WORK TO BE COMPLETED. Pick the lines holding the string "figurine" out of the records and copy them.

MATERIAL SUPPLIED.
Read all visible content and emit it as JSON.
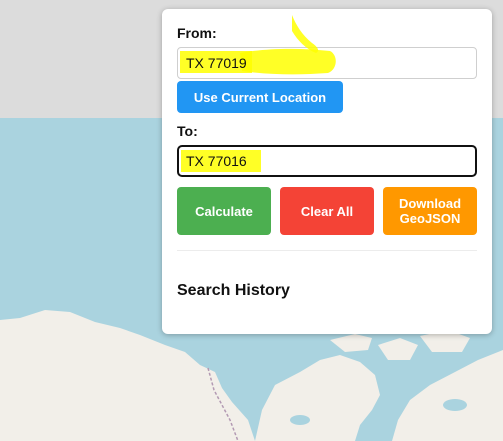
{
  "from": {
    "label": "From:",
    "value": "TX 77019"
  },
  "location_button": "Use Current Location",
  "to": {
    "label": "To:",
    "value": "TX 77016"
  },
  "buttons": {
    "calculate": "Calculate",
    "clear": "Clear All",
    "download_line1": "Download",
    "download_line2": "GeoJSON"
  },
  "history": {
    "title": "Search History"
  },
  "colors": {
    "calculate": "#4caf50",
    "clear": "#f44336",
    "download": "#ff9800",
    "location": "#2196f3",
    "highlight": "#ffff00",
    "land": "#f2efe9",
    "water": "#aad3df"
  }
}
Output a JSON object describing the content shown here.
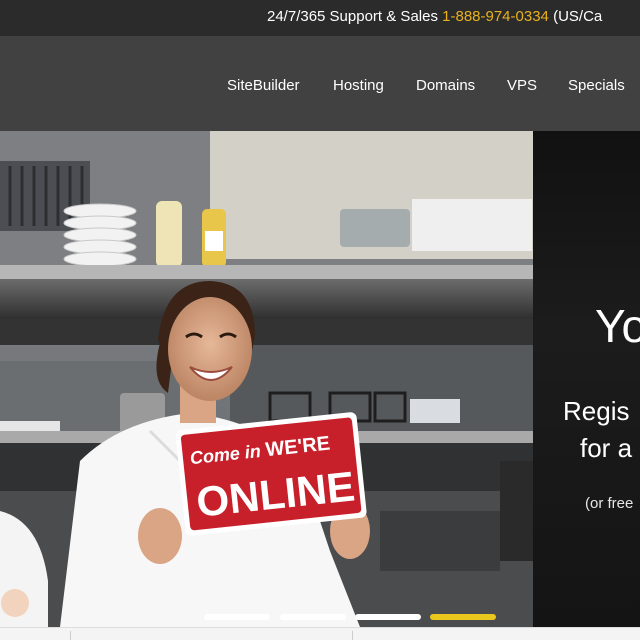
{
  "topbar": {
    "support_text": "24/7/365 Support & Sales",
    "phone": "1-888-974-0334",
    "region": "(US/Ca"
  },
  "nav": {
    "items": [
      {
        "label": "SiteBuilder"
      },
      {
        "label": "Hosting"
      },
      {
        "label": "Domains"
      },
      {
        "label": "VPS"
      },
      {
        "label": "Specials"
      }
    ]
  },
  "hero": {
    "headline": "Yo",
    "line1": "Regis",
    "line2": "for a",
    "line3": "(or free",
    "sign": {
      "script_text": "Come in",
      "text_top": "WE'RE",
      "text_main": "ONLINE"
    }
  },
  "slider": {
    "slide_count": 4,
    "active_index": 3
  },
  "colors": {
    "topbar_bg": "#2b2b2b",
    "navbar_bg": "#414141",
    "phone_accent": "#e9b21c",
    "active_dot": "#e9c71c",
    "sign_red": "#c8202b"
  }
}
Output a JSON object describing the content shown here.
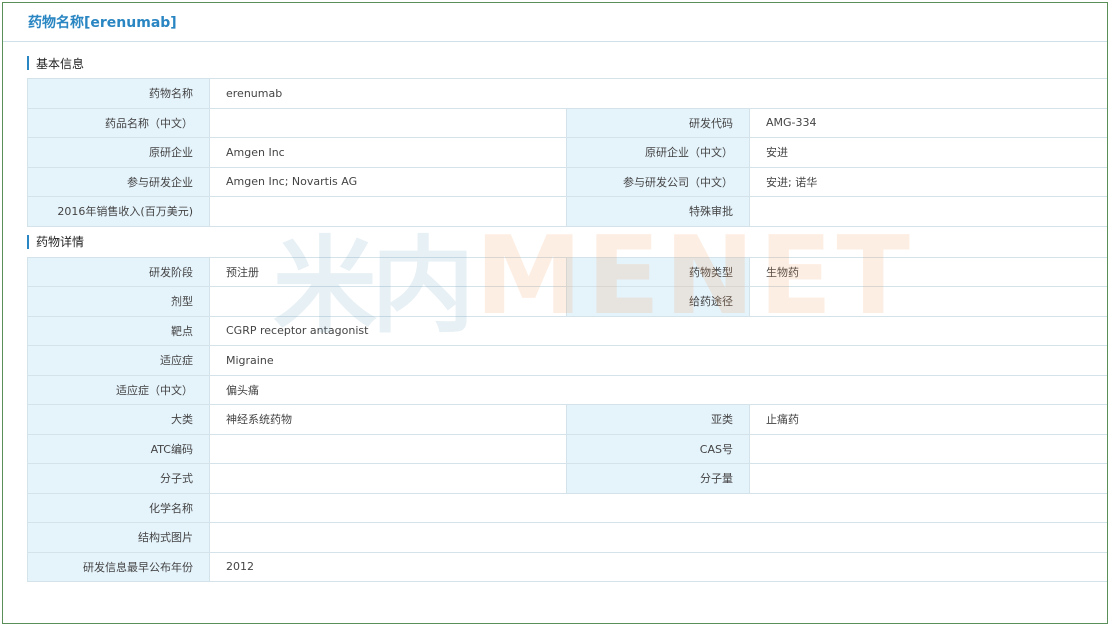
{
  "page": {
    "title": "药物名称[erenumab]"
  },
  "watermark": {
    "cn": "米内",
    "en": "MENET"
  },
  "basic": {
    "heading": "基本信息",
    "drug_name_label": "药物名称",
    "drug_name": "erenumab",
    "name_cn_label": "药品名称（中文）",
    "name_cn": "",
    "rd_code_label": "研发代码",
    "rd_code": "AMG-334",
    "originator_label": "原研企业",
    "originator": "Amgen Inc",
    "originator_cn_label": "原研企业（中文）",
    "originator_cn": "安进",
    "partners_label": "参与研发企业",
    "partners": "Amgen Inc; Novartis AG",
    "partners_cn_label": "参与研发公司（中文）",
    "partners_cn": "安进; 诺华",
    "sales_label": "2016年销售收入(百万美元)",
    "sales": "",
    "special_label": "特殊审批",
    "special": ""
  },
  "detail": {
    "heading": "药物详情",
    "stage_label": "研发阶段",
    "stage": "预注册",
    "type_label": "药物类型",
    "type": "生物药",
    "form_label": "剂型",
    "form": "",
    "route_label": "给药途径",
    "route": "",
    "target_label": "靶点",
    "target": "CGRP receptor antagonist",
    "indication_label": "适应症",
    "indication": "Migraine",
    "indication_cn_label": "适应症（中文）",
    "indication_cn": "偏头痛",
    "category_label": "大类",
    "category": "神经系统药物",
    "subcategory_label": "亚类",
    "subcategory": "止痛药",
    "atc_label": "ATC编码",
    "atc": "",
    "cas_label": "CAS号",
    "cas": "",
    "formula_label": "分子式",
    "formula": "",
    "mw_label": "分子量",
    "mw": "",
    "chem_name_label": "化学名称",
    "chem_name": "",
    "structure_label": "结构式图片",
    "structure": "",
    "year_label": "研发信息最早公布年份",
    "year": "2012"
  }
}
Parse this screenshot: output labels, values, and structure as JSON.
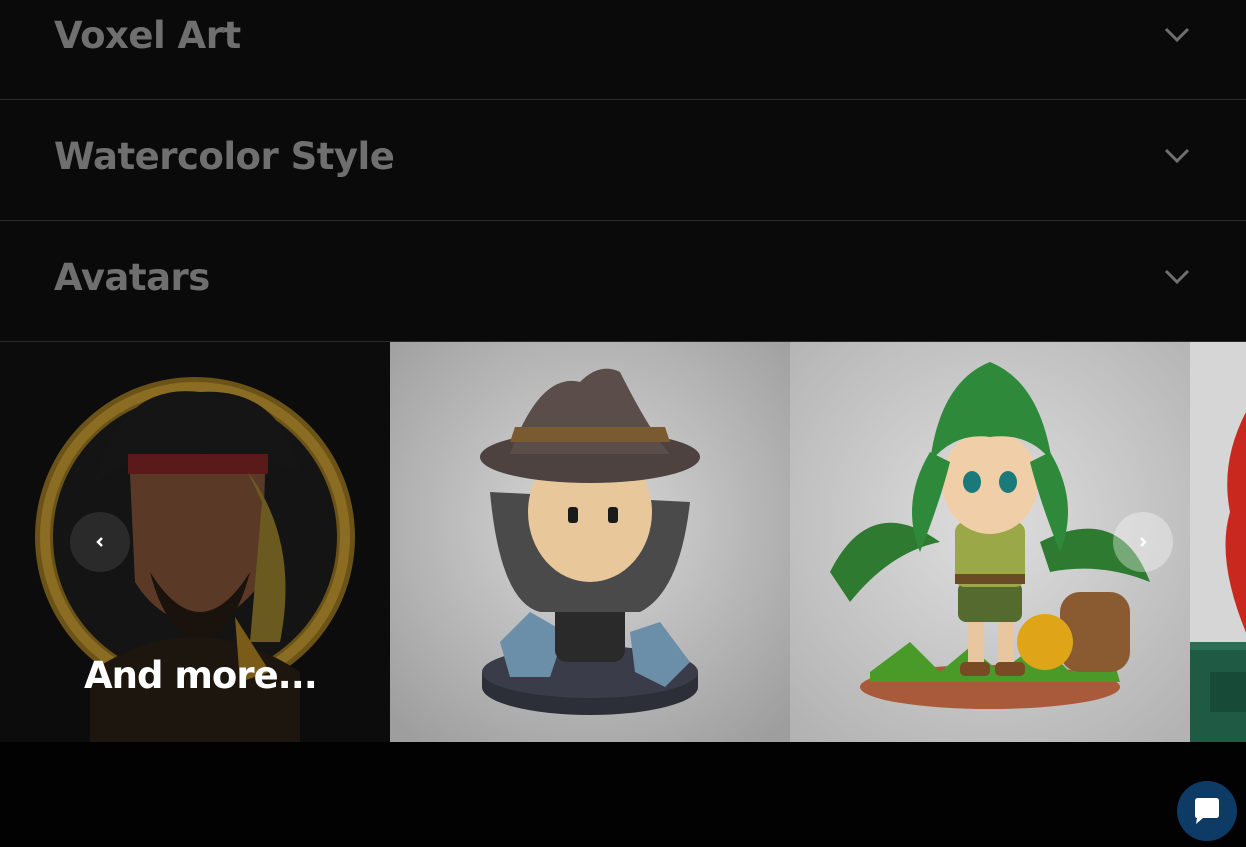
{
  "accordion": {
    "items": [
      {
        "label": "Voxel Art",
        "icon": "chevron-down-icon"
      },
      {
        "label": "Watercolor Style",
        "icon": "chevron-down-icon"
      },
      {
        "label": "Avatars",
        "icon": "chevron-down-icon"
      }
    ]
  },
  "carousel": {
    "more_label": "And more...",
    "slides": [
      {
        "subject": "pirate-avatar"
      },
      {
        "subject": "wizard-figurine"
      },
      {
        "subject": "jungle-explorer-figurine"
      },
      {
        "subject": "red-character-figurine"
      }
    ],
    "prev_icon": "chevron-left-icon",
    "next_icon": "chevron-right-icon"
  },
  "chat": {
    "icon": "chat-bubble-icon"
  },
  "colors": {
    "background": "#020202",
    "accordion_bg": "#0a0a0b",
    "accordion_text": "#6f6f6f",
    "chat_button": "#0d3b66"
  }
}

EXPECTED ANSWER.
        "subject": "wizard-figurine"
        "subject": "jungle-explorer-figurine"
        "subject": "red-character-figurine"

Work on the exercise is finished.